Qantas is betting the distribution of vaccines and lifting of border closures will allow it to resume scheduled services to key markets such as the US and UK from July.
The Australian carrier on Tuesday brought forward bookings for international travel to both destinations to July even as it pushed back a proposed March start date for international services it had already been selling.
Bookings to London and the US had previously been suspended until October but vaccination programs in both countries have boosted the carrier’s confidence that services will resume earlier.
“We continue to review and update our international schedule in response to the developing COVID-19 situation,’’ a Qantas spokeswoman said.
“Recently we have aligned the selling of our international services to reflect our expectation that international travel will begin to restart from July 2021.”
Qantas has said for some time now that it did not expect international travel from Australia to start in any significant way until mid-year.
It had been hopeful that “travel bubbles” would allow it to fly to Singapore, Hong Kong and Japan from March but it now believes that is unlikely to happen.
It is currently flying to New Zealand and has operated a number of repatriation flights.
Travel to and from Australia remains restricted and the federal government on Tuesday would not be drawn on the Qantas timing, noting that international borders would be opened when international arrivals did not pose a risk.
“Decisions about when international travel resumes will be made by the Australian government,” Deputy Prime Minister Michael McCormack said.
“The Australian Government is working on travel arrangements with countries, such as New Zealand, that have low community infections.
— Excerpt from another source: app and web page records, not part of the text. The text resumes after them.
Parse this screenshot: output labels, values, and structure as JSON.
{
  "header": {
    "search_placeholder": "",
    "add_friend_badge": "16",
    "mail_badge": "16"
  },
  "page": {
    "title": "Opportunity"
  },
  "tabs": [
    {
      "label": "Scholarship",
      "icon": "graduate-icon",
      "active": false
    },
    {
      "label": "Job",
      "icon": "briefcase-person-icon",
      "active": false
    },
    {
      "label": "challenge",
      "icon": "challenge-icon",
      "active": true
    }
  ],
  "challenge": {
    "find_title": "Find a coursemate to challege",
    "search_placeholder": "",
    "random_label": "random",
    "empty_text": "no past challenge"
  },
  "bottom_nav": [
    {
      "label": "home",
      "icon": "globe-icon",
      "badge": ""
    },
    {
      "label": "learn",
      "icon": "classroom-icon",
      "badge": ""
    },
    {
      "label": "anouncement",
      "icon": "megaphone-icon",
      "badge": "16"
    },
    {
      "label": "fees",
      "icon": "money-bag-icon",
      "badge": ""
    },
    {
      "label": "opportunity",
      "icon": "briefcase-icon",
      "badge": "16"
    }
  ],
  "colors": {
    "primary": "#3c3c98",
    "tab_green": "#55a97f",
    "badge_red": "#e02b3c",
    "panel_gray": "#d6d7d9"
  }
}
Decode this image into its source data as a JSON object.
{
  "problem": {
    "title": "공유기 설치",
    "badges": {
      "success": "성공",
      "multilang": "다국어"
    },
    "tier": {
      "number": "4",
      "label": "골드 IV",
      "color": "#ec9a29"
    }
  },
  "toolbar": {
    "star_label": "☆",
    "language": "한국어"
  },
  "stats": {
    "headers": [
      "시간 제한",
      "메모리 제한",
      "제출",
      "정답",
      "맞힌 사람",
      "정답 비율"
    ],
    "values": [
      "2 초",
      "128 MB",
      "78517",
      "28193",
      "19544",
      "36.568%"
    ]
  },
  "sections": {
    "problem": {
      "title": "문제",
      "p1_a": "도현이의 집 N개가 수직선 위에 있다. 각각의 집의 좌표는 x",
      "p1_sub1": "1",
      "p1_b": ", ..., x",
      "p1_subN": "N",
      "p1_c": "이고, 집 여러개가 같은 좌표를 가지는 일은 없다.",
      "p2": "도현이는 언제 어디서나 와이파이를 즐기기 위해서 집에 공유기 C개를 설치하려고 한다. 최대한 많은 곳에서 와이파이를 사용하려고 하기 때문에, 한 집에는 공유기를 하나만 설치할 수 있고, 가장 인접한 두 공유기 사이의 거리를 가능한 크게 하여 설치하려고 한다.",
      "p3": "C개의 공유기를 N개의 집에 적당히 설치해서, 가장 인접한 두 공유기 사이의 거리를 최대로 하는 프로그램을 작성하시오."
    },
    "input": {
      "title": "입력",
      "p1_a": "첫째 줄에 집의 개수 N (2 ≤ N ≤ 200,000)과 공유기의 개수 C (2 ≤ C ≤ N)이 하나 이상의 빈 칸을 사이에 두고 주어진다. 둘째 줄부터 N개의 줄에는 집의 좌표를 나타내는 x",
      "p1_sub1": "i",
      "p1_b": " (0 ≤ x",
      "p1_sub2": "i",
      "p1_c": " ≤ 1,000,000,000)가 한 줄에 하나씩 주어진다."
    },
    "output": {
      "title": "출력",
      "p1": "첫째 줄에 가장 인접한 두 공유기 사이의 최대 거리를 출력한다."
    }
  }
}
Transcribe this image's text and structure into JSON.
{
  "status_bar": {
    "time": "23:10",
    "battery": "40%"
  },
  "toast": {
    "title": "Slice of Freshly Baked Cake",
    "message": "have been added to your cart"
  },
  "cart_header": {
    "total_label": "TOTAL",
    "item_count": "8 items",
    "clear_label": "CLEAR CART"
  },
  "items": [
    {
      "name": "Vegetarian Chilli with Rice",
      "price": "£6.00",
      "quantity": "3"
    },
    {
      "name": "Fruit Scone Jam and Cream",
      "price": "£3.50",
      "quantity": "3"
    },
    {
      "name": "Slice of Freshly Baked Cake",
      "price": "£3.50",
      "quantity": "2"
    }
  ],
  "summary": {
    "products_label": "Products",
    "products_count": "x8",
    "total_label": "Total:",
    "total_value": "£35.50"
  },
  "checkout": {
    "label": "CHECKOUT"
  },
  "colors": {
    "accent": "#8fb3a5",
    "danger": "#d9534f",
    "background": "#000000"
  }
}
Operations and ticket sales on particular routes are commercial decisions for airlines.”
With its Boeing 747 fleet retired and its Airbus A380 superjumbos out of service, Qantas long-haul International routes will be operated by the airline’s Boeing 787 Dreamliners while its Airbus A330s can service medium-haul destinations.
The move comes as Air New Zealand announced it would convert its non-stop flights to the US into one-stop flights via Honolulu due to higher COVID-19 risk in California.
The changes, due to start January 11, will see cargo aircrew overnight in Honolulu rather than Los Angeles and San Francisco. North American passenger services will be routed via Honolulu from February 2 but travelers will not be able to stay in Hawaii.
The changes mean flights from New Zealand will make a brief stop in Honolulu to change crew before continuing onto Los Angeles or San Francisco.
Aircrew operating into LA and San Francisco will remain airside and operate the return flight to Honolulu where another crew will fly the plane back to New Zealand.
The airline said re-routing North American flights through Honolulu meant aircrew could overnight in a lower risk destination while still maintaining vital connections into North America. Hawaii has a significantly lower COVID infection rate than California.
“While it’s important to keep trade routes open and passenger services operating for our customers, looking after our people is our first priority,’’ AirNZ chief executive Greg Foran said.
Air New Zealand currently operates eight cargo and two passenger and cargo services per week between New Zealand and Los Angeles in addition to four cargo services between New Zealand and San Francisco and one cargo service from Australia to North America.